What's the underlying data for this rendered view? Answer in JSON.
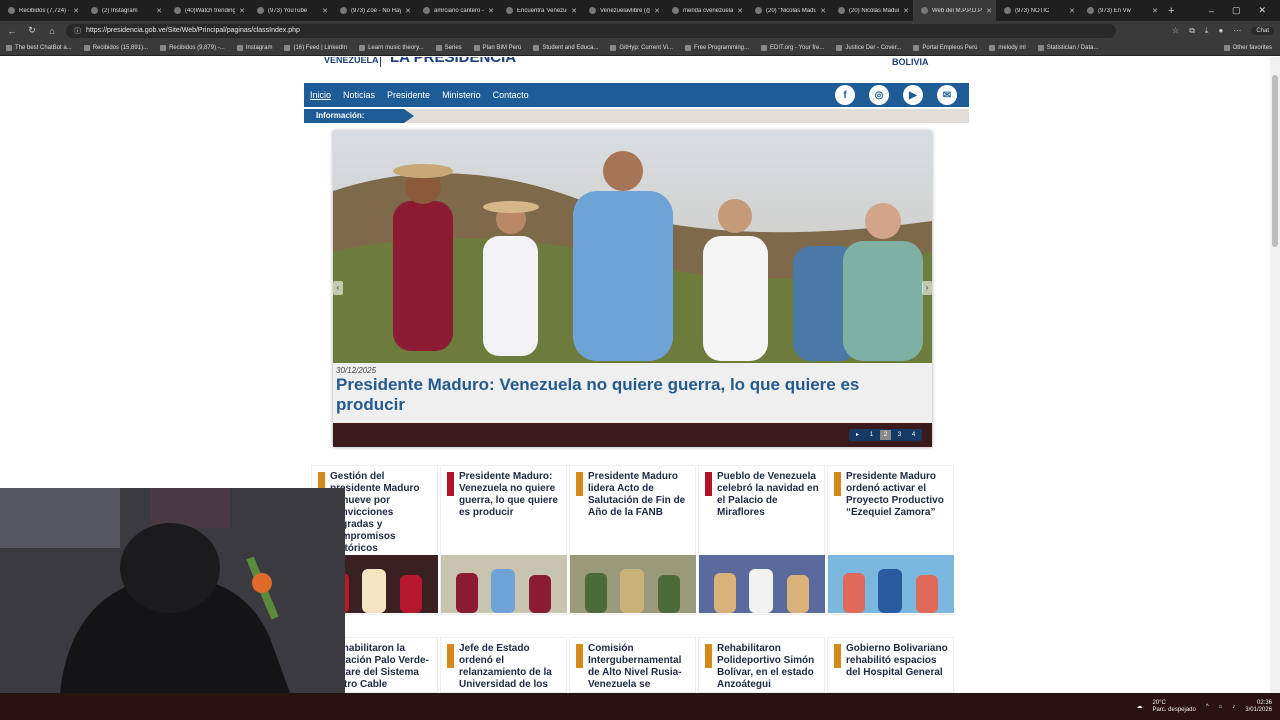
{
  "browser": {
    "tabs": [
      {
        "label": "Recibidos (7,724) - c"
      },
      {
        "label": "(2) Instagram"
      },
      {
        "label": "(40)Watch trending -"
      },
      {
        "label": "(973) YouTube"
      },
      {
        "label": "(973) Zoé - No Hay I"
      },
      {
        "label": "amrciano cantero -"
      },
      {
        "label": "Encuentra 'venezueli"
      },
      {
        "label": "Venezuelavlibre (@"
      },
      {
        "label": "merida cvenezuela -"
      },
      {
        "label": "(20) \"Nicolás Madur"
      },
      {
        "label": "(20) Nicolás Maduro"
      },
      {
        "label": "Web del M.P.P.D.P.S"
      },
      {
        "label": "(973) NOTIC"
      },
      {
        "label": "(973) En Viv"
      }
    ],
    "url": "https://presidencia.gob.ve/Site/Web/Principal/paginas/classIndex.php",
    "chat_label": "Chat",
    "bookmarks": [
      {
        "label": "The best ChatBot a..."
      },
      {
        "label": "Recibidos (15,891)..."
      },
      {
        "label": "Recibidos (9,879) -..."
      },
      {
        "label": "Instagram"
      },
      {
        "label": "(16) Feed | LinkedIn"
      },
      {
        "label": "Learn music theory..."
      },
      {
        "label": "Series"
      },
      {
        "label": "Plan BIM Perú"
      },
      {
        "label": "Student and Educa..."
      },
      {
        "label": "GitHyp: Current Vi..."
      },
      {
        "label": "Free Programming..."
      },
      {
        "label": "EDIT.org - Your fre..."
      },
      {
        "label": "Justice Der - Cover..."
      },
      {
        "label": "Portal Empleos Perú"
      },
      {
        "label": "melody ml"
      },
      {
        "label": "Statistician / Data..."
      }
    ],
    "other_favorites": "Other favorites"
  },
  "site": {
    "header_left": "VENEZUELA",
    "header_brand": "LA PRESIDENCIA",
    "header_right": "BOLIVIA",
    "nav": [
      {
        "label": "Inicio"
      },
      {
        "label": "Noticias"
      },
      {
        "label": "Presidente"
      },
      {
        "label": "Ministerio"
      },
      {
        "label": "Contacto"
      }
    ],
    "social": [
      {
        "icon": "facebook-icon",
        "glyph": "f"
      },
      {
        "icon": "instagram-icon",
        "glyph": "◎"
      },
      {
        "icon": "youtube-icon",
        "glyph": "▶"
      },
      {
        "icon": "email-icon",
        "glyph": "✉"
      }
    ],
    "info_label": "Información:",
    "slider": {
      "date": "30/12/2025",
      "title": "Presidente Maduro: Venezuela no quiere guerra, lo que quiere es producir",
      "pages": [
        "1",
        "2",
        "3",
        "4"
      ],
      "active_page": "2"
    },
    "news_row1": [
      {
        "title": "Gestión del presidente Maduro remueve por convicciones sagradas y compromisos históricos",
        "color": "#d48a1a"
      },
      {
        "title": "Presidente Maduro: Venezuela no quiere guerra, lo que quiere es producir",
        "color": "#b3102a"
      },
      {
        "title": "Presidente Maduro lidera Acto de Salutación de Fin de Año de la FANB",
        "color": "#d48a1a"
      },
      {
        "title": "Pueblo de Venezuela celebró la navidad en el Palacio de Miraflores",
        "color": "#b3102a"
      },
      {
        "title": "Presidente Maduro ordenó activar el Proyecto Productivo “Ezequiel Zamora”",
        "color": "#d48a1a"
      }
    ],
    "news_row2": [
      {
        "title": "Rehabilitaron la Estación Palo Verde-Petare del Sistema Metro Cable",
        "color": "#d48a1a"
      },
      {
        "title": "Jefe de Estado ordenó el relanzamiento de la Universidad de los",
        "color": "#d48a1a"
      },
      {
        "title": "Comisión Intergubernamental de Alto Nivel Rusia-Venezuela se",
        "color": "#d48a1a"
      },
      {
        "title": "Rehabilitaron Polideportivo Simón Bolívar, en el estado Anzoátegui",
        "color": "#d48a1a"
      },
      {
        "title": "Gobierno Bolivariano rehabilitó espacios del Hospital General",
        "color": "#d48a1a"
      }
    ]
  },
  "taskbar": {
    "temp": "20°C",
    "weather": "Parc. despejado",
    "time": "02:36",
    "date": "3/01/2026"
  }
}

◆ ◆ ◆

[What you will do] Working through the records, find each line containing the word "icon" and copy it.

[Your solution]
        "icon": "facebook-icon",
        "icon": "instagram-icon",
        "icon": "youtube-icon",
        "icon": "email-icon",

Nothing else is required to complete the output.